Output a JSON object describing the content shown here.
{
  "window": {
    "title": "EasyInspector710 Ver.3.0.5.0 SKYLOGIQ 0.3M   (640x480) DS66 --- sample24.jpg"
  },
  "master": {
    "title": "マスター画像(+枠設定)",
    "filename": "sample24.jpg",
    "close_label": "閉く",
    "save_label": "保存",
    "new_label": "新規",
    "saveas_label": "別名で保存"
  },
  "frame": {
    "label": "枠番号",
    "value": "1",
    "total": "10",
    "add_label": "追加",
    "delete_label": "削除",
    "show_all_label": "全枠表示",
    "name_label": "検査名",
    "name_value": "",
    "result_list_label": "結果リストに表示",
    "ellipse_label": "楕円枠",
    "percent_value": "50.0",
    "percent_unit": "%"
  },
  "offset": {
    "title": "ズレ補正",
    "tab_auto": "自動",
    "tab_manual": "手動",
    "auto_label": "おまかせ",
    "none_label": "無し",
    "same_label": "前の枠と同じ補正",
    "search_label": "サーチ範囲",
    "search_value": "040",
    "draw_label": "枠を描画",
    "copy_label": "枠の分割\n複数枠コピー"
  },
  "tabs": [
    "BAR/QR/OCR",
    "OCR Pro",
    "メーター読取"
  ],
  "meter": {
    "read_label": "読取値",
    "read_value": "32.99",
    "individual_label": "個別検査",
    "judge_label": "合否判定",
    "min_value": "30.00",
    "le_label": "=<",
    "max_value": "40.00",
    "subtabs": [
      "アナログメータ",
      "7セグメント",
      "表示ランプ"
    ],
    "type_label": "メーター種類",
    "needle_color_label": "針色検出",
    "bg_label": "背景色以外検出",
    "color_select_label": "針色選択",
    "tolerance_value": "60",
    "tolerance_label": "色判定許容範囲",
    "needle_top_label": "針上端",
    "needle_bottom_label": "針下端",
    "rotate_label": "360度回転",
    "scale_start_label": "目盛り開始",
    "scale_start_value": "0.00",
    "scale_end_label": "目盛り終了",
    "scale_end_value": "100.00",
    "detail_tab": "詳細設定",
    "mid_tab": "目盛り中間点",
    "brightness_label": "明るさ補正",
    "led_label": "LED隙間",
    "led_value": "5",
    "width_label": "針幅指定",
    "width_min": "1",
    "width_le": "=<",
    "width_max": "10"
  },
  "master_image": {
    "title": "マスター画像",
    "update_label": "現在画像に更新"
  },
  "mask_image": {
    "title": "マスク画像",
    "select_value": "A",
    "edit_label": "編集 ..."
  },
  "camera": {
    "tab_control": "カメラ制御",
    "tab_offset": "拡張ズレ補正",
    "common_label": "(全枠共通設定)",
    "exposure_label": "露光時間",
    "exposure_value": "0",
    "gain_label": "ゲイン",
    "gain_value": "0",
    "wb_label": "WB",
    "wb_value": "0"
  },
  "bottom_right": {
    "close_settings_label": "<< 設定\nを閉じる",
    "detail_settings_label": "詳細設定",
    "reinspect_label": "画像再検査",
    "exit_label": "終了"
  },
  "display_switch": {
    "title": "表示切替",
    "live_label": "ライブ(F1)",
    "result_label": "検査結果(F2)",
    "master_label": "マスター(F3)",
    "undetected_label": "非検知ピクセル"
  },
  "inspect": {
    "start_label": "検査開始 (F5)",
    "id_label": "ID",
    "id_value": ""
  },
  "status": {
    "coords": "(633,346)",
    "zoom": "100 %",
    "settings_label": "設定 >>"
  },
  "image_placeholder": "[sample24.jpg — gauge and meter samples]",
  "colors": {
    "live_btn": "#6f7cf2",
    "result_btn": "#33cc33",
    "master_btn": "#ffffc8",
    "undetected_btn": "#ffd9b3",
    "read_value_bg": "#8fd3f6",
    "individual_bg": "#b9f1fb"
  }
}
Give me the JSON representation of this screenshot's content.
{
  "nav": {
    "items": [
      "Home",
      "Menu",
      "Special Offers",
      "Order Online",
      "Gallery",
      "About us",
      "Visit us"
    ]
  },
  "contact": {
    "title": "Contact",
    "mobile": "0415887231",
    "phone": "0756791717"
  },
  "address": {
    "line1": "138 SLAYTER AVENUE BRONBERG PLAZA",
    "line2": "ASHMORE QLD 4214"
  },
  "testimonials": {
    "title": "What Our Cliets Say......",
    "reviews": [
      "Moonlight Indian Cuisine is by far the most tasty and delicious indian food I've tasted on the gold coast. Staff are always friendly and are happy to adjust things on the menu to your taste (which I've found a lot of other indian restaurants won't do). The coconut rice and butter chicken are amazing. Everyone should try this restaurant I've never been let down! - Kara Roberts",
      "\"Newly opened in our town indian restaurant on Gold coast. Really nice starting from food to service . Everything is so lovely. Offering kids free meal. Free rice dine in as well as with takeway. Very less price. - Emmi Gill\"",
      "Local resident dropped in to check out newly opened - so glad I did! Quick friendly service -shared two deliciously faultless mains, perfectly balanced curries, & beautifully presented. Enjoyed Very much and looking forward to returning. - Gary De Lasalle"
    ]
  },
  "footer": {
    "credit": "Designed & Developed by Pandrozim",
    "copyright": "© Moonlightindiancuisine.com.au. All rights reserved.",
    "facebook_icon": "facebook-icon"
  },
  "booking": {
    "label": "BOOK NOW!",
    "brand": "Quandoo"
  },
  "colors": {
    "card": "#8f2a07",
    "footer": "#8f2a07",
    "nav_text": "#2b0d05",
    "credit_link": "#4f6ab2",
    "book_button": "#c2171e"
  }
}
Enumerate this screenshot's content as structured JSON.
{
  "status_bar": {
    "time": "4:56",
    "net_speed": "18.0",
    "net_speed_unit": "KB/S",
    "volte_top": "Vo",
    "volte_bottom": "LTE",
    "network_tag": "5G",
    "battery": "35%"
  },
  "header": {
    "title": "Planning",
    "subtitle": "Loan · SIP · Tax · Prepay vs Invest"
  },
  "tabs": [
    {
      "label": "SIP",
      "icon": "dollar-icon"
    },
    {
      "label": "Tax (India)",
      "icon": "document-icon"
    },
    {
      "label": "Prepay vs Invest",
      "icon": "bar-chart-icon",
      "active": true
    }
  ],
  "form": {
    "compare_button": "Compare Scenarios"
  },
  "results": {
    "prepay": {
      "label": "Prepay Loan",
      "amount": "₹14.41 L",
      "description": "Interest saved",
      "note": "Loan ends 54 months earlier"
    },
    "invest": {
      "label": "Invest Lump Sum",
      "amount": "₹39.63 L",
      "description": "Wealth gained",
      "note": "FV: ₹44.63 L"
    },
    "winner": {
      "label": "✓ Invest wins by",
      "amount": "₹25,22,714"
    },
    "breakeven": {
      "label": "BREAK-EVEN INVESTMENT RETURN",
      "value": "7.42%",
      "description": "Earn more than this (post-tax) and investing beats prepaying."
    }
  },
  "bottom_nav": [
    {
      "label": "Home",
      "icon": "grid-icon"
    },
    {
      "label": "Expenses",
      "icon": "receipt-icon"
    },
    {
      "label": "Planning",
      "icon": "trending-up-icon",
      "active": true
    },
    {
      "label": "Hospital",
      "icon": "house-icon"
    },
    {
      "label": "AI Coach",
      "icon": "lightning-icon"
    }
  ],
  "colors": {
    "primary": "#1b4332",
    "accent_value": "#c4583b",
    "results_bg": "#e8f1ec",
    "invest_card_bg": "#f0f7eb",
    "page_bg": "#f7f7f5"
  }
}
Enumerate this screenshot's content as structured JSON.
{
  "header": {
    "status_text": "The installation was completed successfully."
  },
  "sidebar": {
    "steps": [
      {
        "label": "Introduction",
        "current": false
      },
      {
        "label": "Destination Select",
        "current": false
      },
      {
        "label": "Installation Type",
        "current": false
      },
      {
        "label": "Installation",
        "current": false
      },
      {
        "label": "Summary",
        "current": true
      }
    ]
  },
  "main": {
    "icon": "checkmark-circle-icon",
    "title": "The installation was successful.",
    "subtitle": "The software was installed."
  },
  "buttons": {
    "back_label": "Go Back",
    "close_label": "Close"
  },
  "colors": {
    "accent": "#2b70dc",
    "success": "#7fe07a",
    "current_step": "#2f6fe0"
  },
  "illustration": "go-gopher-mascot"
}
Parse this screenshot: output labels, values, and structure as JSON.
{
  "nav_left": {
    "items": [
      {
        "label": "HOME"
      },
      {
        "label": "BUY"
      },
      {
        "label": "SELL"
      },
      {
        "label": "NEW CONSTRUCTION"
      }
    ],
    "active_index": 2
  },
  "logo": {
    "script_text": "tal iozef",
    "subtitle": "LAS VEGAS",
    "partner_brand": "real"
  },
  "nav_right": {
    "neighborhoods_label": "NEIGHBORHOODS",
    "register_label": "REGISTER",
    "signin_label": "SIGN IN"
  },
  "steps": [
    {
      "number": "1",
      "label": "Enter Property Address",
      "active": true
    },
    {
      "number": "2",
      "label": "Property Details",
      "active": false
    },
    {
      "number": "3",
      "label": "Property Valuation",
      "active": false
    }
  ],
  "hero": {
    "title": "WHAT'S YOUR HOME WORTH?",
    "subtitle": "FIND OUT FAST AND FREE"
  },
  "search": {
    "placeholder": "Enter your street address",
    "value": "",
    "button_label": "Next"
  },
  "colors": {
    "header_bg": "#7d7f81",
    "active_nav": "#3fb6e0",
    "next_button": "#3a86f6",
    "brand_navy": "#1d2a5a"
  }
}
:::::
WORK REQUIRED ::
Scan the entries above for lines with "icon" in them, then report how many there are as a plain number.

ANSWER SPACE ::
10